» **Goal of the exercise**
Filter the data for lines with the word "color" and copy those lines.

[Source data]
>>
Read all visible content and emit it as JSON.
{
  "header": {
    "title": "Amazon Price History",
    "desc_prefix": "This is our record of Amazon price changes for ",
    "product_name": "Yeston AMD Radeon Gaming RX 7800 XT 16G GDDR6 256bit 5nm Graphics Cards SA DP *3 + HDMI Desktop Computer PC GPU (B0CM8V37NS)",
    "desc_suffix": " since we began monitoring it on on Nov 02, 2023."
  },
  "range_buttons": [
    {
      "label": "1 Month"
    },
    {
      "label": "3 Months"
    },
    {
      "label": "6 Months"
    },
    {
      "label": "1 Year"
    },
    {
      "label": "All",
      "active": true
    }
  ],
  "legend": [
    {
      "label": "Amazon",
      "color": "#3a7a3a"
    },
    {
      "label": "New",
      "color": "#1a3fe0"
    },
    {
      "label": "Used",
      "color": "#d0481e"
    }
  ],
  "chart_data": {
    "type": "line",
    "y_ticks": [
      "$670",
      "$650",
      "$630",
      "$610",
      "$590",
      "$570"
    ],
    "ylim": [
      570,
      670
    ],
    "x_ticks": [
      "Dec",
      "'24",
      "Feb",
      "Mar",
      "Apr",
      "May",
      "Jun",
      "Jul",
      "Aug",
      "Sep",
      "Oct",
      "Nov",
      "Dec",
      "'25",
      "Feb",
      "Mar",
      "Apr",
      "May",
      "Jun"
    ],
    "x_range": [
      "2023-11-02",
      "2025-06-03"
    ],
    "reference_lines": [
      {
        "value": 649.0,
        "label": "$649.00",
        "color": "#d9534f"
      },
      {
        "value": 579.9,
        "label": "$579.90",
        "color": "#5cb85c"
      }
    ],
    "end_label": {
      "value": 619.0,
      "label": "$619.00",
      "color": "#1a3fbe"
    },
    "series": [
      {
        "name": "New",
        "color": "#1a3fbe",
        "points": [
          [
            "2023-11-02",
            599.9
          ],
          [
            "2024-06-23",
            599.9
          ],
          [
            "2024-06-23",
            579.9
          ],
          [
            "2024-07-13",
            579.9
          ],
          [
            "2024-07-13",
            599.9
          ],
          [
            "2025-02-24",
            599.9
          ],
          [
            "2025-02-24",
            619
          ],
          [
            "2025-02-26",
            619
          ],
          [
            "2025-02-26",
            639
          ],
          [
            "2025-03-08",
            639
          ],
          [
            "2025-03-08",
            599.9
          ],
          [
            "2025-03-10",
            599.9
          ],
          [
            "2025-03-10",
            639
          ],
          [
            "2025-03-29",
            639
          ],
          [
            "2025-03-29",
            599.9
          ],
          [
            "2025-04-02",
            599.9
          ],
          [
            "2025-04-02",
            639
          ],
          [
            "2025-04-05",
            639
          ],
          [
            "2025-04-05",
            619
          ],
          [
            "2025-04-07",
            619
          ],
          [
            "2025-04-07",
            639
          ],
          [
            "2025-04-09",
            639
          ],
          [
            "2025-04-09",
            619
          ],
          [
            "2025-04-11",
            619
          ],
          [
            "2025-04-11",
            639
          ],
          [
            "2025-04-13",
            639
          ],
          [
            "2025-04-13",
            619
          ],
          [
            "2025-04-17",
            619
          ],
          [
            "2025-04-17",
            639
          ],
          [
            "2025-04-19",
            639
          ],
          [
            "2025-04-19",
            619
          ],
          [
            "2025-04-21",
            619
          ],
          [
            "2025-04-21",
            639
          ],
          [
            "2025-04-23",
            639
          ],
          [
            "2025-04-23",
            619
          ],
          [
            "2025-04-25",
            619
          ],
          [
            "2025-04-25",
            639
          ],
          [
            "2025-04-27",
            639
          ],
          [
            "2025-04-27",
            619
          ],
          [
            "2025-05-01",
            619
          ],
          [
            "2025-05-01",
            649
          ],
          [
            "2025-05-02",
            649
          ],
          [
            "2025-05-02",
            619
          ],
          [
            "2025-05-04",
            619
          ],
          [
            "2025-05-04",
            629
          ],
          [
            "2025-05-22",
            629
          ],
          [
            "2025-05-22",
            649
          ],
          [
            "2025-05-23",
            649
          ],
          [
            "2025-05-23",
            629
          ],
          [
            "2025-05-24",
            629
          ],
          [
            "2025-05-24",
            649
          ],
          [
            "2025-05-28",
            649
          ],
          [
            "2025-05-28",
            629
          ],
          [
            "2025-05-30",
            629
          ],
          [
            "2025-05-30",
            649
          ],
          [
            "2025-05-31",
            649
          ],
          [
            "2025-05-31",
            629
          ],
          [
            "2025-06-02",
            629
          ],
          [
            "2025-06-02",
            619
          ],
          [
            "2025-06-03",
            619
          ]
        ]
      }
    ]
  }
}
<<
» **Solution**
      "color": "#3a7a3a"
      "color": "#1a3fe0"
      "color": "#d0481e"
        "color": "#d9534f"
        "color": "#5cb85c"
      "color": "#1a3fbe"
        "color": "#1a3fbe",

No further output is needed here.